[[ Dataset records open ]]
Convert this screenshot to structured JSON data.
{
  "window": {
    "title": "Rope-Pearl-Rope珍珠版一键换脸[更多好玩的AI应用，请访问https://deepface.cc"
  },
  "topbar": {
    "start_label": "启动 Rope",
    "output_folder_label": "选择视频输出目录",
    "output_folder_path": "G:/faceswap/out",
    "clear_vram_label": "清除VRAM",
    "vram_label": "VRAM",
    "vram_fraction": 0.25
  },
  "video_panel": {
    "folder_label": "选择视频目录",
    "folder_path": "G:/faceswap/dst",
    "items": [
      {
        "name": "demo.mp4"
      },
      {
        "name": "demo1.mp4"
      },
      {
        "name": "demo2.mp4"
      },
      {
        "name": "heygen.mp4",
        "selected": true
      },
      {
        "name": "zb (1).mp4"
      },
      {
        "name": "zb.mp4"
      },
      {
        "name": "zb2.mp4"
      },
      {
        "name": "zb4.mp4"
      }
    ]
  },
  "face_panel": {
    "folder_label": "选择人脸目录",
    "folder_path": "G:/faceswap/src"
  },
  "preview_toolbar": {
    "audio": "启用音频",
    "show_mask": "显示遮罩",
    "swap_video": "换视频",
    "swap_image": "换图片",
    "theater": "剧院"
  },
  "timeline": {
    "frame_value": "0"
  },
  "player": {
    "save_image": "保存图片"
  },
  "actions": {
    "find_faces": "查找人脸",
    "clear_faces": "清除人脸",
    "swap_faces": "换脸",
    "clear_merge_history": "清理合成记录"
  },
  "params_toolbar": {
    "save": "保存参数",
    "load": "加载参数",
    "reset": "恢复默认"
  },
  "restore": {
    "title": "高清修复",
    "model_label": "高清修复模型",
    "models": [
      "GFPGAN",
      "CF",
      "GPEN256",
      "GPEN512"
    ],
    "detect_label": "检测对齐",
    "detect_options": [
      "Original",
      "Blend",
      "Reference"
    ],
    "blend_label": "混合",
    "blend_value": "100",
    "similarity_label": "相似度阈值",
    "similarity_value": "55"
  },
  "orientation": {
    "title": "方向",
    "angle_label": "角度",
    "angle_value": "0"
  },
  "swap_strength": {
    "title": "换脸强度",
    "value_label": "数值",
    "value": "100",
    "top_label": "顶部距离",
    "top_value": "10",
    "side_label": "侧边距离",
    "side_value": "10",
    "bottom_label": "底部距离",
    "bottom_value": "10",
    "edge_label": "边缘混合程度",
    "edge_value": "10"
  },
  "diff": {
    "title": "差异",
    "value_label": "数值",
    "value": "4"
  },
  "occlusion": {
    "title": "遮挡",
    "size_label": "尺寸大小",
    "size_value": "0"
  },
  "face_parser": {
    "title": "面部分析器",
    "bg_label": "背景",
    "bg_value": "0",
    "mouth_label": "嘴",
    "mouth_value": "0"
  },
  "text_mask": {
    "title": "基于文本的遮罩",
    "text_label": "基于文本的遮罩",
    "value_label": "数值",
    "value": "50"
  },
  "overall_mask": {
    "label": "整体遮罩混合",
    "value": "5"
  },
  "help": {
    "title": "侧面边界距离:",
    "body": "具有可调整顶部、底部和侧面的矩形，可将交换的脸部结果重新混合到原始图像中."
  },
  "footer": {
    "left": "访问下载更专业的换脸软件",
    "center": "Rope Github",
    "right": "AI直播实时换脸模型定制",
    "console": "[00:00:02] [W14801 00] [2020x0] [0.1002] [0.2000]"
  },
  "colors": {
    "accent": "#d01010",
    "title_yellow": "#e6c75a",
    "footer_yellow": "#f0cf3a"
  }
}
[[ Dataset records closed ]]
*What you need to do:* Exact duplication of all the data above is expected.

*Result of the exercise:*
Convert this screenshot to structured JSON data.
{
  "window": {
    "title": "Rope-Pearl-Rope珍珠版一键换脸[更多好玩的AI应用，请访问https://deepface.cc"
  },
  "topbar": {
    "start_label": "启动 Rope",
    "output_folder_label": "选择视频输出目录",
    "output_folder_path": "G:/faceswap/out",
    "clear_vram_label": "清除VRAM",
    "vram_label": "VRAM",
    "vram_fraction": 0.25
  },
  "video_panel": {
    "folder_label": "选择视频目录",
    "folder_path": "G:/faceswap/dst",
    "items": [
      {
        "name": "demo.mp4"
      },
      {
        "name": "demo1.mp4"
      },
      {
        "name": "demo2.mp4"
      },
      {
        "name": "heygen.mp4",
        "selected": true
      },
      {
        "name": "zb (1).mp4"
      },
      {
        "name": "zb.mp4"
      },
      {
        "name": "zb2.mp4"
      },
      {
        "name": "zb4.mp4"
      }
    ]
  },
  "face_panel": {
    "folder_label": "选择人脸目录",
    "folder_path": "G:/faceswap/src"
  },
  "preview_toolbar": {
    "audio": "启用音频",
    "show_mask": "显示遮罩",
    "swap_video": "换视频",
    "swap_image": "换图片",
    "theater": "剧院"
  },
  "timeline": {
    "frame_value": "0"
  },
  "player": {
    "save_image": "保存图片"
  },
  "actions": {
    "find_faces": "查找人脸",
    "clear_faces": "清除人脸",
    "swap_faces": "换脸",
    "clear_merge_history": "清理合成记录"
  },
  "params_toolbar": {
    "save": "保存参数",
    "load": "加载参数",
    "reset": "恢复默认"
  },
  "restore": {
    "title": "高清修复",
    "model_label": "高清修复模型",
    "models": [
      "GFPGAN",
      "CF",
      "GPEN256",
      "GPEN512"
    ],
    "detect_label": "检测对齐",
    "detect_options": [
      "Original",
      "Blend",
      "Reference"
    ],
    "blend_label": "混合",
    "blend_value": "100",
    "similarity_label": "相似度阈值",
    "similarity_value": "55"
  },
  "orientation": {
    "title": "方向",
    "angle_label": "角度",
    "angle_value": "0"
  },
  "swap_strength": {
    "title": "换脸强度",
    "value_label": "数值",
    "value": "100",
    "top_label": "顶部距离",
    "top_value": "10",
    "side_label": "侧边距离",
    "side_value": "10",
    "bottom_label": "底部距离",
    "bottom_value": "10",
    "edge_label": "边缘混合程度",
    "edge_value": "10"
  },
  "diff": {
    "title": "差异",
    "value_label": "数值",
    "value": "4"
  },
  "occlusion": {
    "title": "遮挡",
    "size_label": "尺寸大小",
    "size_value": "0"
  },
  "face_parser": {
    "title": "面部分析器",
    "bg_label": "背景",
    "bg_value": "0",
    "mouth_label": "嘴",
    "mouth_value": "0"
  },
  "text_mask": {
    "title": "基于文本的遮罩",
    "text_label": "基于文本的遮罩",
    "value_label": "数值",
    "value": "50"
  },
  "overall_mask": {
    "label": "整体遮罩混合",
    "value": "5"
  },
  "help": {
    "title": "侧面边界距离:",
    "body": "具有可调整顶部、底部和侧面的矩形，可将交换的脸部结果重新混合到原始图像中."
  },
  "footer": {
    "left": "访问下载更专业的换脸软件",
    "center": "Rope Github",
    "right": "AI直播实时换脸模型定制",
    "console": "[00:00:02] [W14801 00] [2020x0] [0.1002] [0.2000]"
  },
  "colors": {
    "accent": "#d01010",
    "title_yellow": "#e6c75a",
    "footer_yellow": "#f0cf3a"
  }
}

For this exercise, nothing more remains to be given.